* TASK DIRECTIONS
Among the entries below, find all lines that include "play" and copy them.

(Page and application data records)
◆ ◆ ◆

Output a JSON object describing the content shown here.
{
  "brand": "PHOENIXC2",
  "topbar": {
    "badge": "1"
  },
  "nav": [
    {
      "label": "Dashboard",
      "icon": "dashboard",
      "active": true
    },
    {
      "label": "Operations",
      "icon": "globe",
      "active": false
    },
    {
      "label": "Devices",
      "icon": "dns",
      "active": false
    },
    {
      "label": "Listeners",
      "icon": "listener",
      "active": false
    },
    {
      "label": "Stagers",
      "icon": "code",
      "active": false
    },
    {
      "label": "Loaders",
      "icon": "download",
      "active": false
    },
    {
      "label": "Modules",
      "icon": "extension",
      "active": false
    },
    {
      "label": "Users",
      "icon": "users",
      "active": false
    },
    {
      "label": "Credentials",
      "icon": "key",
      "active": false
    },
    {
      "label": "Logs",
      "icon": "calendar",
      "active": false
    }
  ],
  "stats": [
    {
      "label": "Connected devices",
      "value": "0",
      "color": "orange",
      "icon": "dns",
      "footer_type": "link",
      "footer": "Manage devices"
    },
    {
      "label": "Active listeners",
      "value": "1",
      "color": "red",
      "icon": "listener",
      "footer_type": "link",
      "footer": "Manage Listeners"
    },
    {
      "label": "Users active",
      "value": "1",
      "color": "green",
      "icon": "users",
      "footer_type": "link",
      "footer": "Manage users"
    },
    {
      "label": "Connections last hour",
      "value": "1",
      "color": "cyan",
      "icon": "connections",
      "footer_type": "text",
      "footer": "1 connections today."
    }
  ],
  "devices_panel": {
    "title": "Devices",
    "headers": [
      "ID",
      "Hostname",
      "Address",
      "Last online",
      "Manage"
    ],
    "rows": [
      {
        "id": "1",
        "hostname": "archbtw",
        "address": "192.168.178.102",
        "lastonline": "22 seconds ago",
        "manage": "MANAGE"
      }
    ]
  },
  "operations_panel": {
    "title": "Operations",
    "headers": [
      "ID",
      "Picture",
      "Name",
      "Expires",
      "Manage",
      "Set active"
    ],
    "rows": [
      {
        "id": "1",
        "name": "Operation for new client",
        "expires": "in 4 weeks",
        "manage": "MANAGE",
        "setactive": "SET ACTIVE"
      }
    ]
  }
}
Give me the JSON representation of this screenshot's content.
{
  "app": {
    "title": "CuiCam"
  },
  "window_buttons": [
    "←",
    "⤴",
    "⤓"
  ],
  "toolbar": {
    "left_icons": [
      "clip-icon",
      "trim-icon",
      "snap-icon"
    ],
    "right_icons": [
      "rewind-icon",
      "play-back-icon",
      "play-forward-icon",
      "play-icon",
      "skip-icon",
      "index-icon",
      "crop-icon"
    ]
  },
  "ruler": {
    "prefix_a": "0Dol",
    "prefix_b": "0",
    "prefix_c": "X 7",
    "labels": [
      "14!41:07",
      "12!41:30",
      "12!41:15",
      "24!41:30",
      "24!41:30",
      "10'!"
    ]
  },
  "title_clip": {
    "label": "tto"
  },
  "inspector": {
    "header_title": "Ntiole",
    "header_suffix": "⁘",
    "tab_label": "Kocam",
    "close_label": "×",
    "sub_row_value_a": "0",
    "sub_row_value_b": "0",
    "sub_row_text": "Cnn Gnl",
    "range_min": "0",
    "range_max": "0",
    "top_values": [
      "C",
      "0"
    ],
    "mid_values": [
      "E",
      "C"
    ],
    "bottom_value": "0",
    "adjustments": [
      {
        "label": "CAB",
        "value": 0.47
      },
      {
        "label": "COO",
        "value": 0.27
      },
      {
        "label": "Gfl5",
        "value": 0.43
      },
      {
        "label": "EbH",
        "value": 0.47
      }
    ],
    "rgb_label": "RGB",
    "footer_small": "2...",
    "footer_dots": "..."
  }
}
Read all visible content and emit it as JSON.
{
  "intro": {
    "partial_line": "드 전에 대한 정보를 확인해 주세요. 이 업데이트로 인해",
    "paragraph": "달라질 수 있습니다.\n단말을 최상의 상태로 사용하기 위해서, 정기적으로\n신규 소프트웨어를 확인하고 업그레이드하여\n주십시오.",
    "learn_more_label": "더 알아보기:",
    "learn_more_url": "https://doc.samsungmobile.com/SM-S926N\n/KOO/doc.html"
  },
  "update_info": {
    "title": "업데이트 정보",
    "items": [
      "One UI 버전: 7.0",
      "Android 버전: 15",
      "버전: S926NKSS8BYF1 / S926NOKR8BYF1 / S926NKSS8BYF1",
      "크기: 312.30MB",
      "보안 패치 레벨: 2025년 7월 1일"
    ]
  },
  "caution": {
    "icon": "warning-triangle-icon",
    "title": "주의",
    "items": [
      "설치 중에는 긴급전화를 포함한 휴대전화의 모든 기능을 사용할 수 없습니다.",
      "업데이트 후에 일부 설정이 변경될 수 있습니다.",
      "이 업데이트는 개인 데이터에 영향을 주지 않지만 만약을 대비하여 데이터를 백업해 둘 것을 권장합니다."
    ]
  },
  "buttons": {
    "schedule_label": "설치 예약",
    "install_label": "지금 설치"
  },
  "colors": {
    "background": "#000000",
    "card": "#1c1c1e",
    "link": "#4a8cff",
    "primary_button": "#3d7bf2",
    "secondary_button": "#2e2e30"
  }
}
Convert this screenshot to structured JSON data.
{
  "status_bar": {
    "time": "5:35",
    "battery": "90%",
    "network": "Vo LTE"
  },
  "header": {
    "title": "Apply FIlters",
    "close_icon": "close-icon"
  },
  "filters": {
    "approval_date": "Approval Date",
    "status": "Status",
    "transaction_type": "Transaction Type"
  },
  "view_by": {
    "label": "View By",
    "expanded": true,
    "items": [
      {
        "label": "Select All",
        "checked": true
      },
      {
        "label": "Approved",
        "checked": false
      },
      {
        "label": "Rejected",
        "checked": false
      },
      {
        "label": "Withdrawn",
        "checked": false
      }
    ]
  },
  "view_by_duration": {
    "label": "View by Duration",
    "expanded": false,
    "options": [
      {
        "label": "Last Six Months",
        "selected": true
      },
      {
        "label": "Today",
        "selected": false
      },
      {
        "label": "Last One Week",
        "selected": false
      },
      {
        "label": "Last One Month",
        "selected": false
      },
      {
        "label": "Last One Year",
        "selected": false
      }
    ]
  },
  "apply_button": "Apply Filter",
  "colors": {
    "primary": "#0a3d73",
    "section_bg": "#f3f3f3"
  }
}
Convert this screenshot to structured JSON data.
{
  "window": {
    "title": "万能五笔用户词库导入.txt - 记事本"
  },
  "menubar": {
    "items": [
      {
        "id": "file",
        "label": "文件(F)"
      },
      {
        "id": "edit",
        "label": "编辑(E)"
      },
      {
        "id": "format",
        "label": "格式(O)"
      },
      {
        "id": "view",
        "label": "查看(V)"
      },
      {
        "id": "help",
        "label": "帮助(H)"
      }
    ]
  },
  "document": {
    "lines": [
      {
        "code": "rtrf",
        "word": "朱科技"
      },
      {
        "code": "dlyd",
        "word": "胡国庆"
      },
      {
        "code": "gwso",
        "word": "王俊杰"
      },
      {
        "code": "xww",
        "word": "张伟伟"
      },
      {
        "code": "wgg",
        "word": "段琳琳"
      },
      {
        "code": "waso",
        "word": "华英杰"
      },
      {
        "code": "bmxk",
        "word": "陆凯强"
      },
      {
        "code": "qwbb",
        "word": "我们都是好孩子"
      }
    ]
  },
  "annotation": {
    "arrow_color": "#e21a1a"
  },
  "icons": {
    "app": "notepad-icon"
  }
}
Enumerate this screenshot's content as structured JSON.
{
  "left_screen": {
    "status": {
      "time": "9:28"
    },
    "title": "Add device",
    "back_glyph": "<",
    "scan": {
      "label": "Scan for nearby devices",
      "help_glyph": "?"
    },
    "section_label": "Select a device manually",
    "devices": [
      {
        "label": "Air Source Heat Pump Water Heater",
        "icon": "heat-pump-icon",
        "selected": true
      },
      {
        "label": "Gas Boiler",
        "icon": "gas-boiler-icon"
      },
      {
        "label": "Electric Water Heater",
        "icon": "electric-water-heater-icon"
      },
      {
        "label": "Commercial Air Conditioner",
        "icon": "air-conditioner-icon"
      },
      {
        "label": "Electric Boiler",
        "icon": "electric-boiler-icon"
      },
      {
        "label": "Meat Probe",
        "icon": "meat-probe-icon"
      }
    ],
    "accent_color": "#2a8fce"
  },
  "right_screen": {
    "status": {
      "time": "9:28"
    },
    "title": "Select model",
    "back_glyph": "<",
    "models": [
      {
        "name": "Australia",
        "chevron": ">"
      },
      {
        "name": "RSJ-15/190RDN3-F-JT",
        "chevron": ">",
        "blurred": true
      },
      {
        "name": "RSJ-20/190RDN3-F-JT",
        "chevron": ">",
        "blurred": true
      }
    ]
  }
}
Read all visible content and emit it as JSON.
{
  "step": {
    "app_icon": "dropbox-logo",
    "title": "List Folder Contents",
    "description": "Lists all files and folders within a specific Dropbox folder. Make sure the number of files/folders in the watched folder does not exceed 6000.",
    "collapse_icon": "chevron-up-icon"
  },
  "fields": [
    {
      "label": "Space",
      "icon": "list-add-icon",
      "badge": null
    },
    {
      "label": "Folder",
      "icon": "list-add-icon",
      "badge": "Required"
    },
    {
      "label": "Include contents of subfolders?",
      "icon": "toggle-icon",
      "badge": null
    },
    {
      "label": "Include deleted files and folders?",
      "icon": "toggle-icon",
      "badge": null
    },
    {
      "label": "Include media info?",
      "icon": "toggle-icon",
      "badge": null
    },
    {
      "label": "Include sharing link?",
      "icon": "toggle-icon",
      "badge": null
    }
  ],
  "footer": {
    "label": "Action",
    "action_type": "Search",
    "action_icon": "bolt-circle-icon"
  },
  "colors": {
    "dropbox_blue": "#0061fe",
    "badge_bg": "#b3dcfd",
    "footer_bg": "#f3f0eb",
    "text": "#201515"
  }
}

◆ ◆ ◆

* COMPLETED TASK
      "play-back-icon",
      "play-forward-icon",
      "play-icon",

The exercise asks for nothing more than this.